Buffalo ’66 is a smart, interesting film about a dumb, tiresome man. Unfortunately, they’re both the work of the same guy, co-writer-director-composer-star Vincent Gallo, which makes you wonder: If Gallo the director were really so sharp, would he have bothered to immortalize this constricted, provincial alter ego?

This tale of an uptight ex-con is not so much an ego trip as it is a suicide-mission assault on Gallo’s hometown, Buffalo, and parents, here impersonated with earnest hideousness by Ben Gazzara and Anjelica Huston. Gallo’s character has a name so blank it seems like a spur-of-the-moment pseudonym, but the rest of Billy Brown’s existence is remarkably specific. Billy is the son of an emotionally distant, potentially violent father and a mother who’s so obsessed with Buffalo’s hapless football team that she still can’t forgive her son for having been born on the day the Bills won the 1966 conference championship. Despite his hostility toward his parents, Billy has replicated them as best he can: He too is a macho powder keg with an unhealthy Bills fixation. In fact, Billy went to jail because he couldn’t pay an absurdly large Super Bowl bet he placed (with a bookie played by an impressively sleazy Mickey Rourke) on the Bills.

In the opening scene, Billy leaves prison with a full bladder, which emphasizes his twitchy discomfort in the outside world. His quest for relief is interrupted by a bus ride, a men’s-room encounter with a guy he’s sure is a “faggot,” and an impulsive kidnapping. Never admitting that he’s gone to prison, Billy has instead told his parents that he’s a well-paid professional with a mysterious job and an attractive young wife. Spotting a terrible tap dancer who’s dressed like Courtney Love’s circa-1991 understudy in a shiny baby-blue minidress and matching eye makeup, Billy grabs her. This is Layla (Christina Ricci), who finds herself on her way to Billy’s parents’ house as she gets a quick lesson in how to act as Billy’s adoring wife, Wendy. (The significance of the name is revealed later by a Rosanna Arquette cameo.)

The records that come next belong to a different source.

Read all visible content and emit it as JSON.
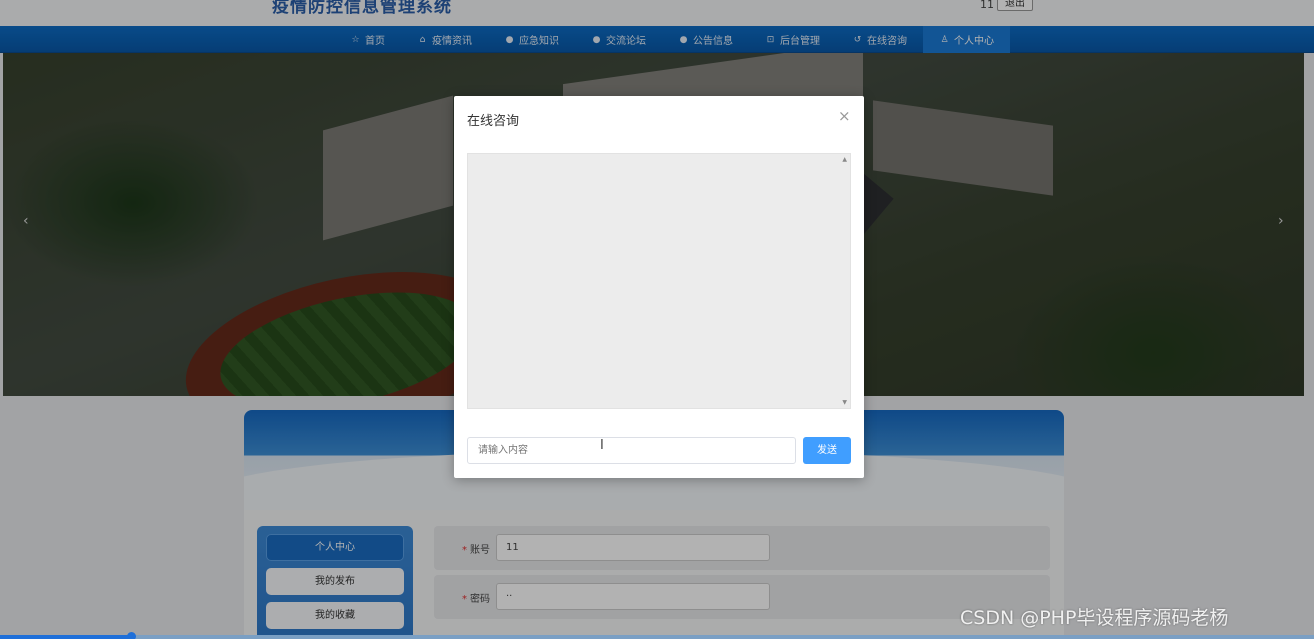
{
  "header": {
    "site_title": "疫情防控信息管理系统",
    "user_name": "11",
    "logout_label": "退出"
  },
  "nav": {
    "items": [
      {
        "icon": "star-icon",
        "glyph": "☆",
        "label": "首页"
      },
      {
        "icon": "bag-icon",
        "glyph": "⌂",
        "label": "疫情资讯"
      },
      {
        "icon": "info-icon",
        "glyph": "●",
        "label": "应急知识"
      },
      {
        "icon": "forum-icon",
        "glyph": "●",
        "label": "交流论坛"
      },
      {
        "icon": "notice-icon",
        "glyph": "●",
        "label": "公告信息"
      },
      {
        "icon": "admin-icon",
        "glyph": "⊡",
        "label": "后台管理"
      },
      {
        "icon": "chat-icon",
        "glyph": "↺",
        "label": "在线咨询"
      },
      {
        "icon": "user-icon",
        "glyph": "♙",
        "label": "个人中心"
      }
    ],
    "active_index": 7
  },
  "banner": {
    "prev_glyph": "‹",
    "next_glyph": "›"
  },
  "sidebar": {
    "items": [
      {
        "label": "个人中心"
      },
      {
        "label": "我的发布"
      },
      {
        "label": "我的收藏"
      }
    ]
  },
  "form": {
    "fields": [
      {
        "label": "账号",
        "required": "*",
        "value": "11"
      },
      {
        "label": "密码",
        "required": "*",
        "value": "··"
      }
    ]
  },
  "modal": {
    "title": "在线咨询",
    "close_glyph": "×",
    "input_placeholder": "请输入内容",
    "send_label": "发送",
    "text_cursor": "I"
  },
  "watermark": "CSDN @PHP毕设程序源码老杨",
  "progress": {
    "value": 0.1
  }
}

In her quest to impress the Browns, Layla goes too far, but then so does Gallo’s script. As Layla blabbers that Billy is a top CIA agent who plucked her from the agency typing pool, Dad refuses to speak to his son and Mom can’t remember his name or his deadly allergy to chocolate. Mom laments of her son, “I wish I’d never had him,” while Dad tries to paw Layla and impress her by pretending to sing “Fools Rush In” while transparently lip-synching. Nothing that happens in this scene is as strange, though, as the revelation in the final credits that the real singer is Vincent Gallo Sr. The Oedipal struggle unfolding here is barely grazed by the film’s narrative.

After this sitcom horror show, Gallo can go in one of two directions: Billy craves revenge on the Bills player he believes threw the game on which he placed his life-changing bet, and his confrontation with the guy—who now runs a strip club that looks curiously glamorous in Gallo’s economically, emotionally, and visually depressed Buffalo—could turn bloody. Or, in a development that would be utterly Hollywood despite the low-rent surroundings, Layla and Billy could find the true love they’ve just been feigning in order to impress his uninterested parents. Let’s just say that, while Ricci’s whacked-out good girl is more intriguing than her hard-headed bad girl in The Opposite of Sex, both films end on a less than audacious note.

That’s not to say that the film doesn’t have its distinctive touches. Gallo plays with jump cuts and multiple images, at one point piling up views of prison life until the screen looks like an elaborate, mobile magazine photo spread. (Less successfully, he stages a series of mock freeze-frames at the strip club.) These moments are subordinated, however, to a wish-fulfillment fantasy whose banality ultimately overshadows the story’s grotesqueries. Buffalo ’66 has Vincent Gallo’s art but Billy Brown’s soul.CP